WHAT YOU HAVE TO DO: Your reply must consist of the data below, reproduced character for character.
(STUDY MATERIAL begins)
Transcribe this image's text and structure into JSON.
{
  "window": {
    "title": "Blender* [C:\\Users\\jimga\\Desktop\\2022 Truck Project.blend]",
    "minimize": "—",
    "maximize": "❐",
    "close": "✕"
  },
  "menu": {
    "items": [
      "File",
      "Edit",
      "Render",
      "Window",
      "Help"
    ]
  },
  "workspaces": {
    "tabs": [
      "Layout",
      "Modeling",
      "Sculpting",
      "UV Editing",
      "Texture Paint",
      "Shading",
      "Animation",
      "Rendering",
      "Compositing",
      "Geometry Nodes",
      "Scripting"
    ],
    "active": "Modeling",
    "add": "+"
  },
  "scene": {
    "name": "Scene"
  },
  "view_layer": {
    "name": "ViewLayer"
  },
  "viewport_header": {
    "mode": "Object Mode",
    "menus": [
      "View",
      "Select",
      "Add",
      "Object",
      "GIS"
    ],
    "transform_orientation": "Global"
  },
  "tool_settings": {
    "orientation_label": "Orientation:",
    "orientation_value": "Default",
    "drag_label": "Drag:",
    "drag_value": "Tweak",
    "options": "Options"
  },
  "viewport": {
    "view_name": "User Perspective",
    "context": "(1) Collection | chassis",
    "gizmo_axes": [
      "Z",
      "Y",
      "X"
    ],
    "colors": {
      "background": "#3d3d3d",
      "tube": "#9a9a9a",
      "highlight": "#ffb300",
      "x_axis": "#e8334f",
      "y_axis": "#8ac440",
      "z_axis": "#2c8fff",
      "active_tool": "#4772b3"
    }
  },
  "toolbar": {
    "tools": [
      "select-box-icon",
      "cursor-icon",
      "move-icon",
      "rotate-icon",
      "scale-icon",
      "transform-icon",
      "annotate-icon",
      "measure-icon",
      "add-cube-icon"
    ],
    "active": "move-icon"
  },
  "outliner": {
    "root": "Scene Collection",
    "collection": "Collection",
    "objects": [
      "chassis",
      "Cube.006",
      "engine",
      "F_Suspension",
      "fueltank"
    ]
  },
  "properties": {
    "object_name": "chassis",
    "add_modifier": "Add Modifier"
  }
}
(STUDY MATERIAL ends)
ANSWER AREA:
Transcribe this image's text and structure into JSON.
{
  "window": {
    "title": "Blender* [C:\\Users\\jimga\\Desktop\\2022 Truck Project.blend]",
    "minimize": "—",
    "maximize": "❐",
    "close": "✕"
  },
  "menu": {
    "items": [
      "File",
      "Edit",
      "Render",
      "Window",
      "Help"
    ]
  },
  "workspaces": {
    "tabs": [
      "Layout",
      "Modeling",
      "Sculpting",
      "UV Editing",
      "Texture Paint",
      "Shading",
      "Animation",
      "Rendering",
      "Compositing",
      "Geometry Nodes",
      "Scripting"
    ],
    "active": "Modeling",
    "add": "+"
  },
  "scene": {
    "name": "Scene"
  },
  "view_layer": {
    "name": "ViewLayer"
  },
  "viewport_header": {
    "mode": "Object Mode",
    "menus": [
      "View",
      "Select",
      "Add",
      "Object",
      "GIS"
    ],
    "transform_orientation": "Global"
  },
  "tool_settings": {
    "orientation_label": "Orientation:",
    "orientation_value": "Default",
    "drag_label": "Drag:",
    "drag_value": "Tweak",
    "options": "Options"
  },
  "viewport": {
    "view_name": "User Perspective",
    "context": "(1) Collection | chassis",
    "gizmo_axes": [
      "Z",
      "Y",
      "X"
    ],
    "colors": {
      "background": "#3d3d3d",
      "tube": "#9a9a9a",
      "highlight": "#ffb300",
      "x_axis": "#e8334f",
      "y_axis": "#8ac440",
      "z_axis": "#2c8fff",
      "active_tool": "#4772b3"
    }
  },
  "toolbar": {
    "tools": [
      "select-box-icon",
      "cursor-icon",
      "move-icon",
      "rotate-icon",
      "scale-icon",
      "transform-icon",
      "annotate-icon",
      "measure-icon",
      "add-cube-icon"
    ],
    "active": "move-icon"
  },
  "outliner": {
    "root": "Scene Collection",
    "collection": "Collection",
    "objects": [
      "chassis",
      "Cube.006",
      "engine",
      "F_Suspension",
      "fueltank"
    ]
  },
  "properties": {
    "object_name": "chassis",
    "add_modifier": "Add Modifier"
  }
}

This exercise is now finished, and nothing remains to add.